EXERCISE: Report how many lines of the entries below contain the word "your", and nothing more.

(Web page and app entries)

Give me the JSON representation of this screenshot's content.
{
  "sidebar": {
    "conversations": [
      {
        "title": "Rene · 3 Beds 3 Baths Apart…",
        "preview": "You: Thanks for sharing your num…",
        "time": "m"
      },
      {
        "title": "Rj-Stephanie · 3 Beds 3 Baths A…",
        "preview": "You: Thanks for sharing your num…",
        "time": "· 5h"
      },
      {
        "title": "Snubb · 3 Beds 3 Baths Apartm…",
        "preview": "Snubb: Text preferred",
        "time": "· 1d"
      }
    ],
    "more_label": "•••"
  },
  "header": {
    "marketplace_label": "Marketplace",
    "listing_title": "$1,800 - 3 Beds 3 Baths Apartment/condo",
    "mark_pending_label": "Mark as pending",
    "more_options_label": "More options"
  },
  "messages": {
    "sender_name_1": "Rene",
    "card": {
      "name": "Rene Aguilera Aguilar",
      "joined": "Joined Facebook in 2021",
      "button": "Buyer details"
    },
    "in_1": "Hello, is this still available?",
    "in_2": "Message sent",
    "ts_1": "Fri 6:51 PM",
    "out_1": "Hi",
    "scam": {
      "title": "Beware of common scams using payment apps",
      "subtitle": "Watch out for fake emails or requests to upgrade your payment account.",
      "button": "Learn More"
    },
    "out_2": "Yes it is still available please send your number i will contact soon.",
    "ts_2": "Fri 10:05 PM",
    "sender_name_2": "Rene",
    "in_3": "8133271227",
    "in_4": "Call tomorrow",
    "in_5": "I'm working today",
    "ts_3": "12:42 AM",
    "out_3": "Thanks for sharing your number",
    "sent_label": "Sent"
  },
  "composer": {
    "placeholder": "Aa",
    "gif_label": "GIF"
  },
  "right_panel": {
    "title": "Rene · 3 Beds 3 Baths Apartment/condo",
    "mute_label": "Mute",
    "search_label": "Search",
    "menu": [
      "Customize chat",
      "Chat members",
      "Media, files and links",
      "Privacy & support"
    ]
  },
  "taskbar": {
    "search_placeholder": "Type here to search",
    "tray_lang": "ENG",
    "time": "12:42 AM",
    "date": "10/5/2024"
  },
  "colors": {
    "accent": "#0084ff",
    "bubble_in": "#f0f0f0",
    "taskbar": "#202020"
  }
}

EXPECTED ANSWER: 5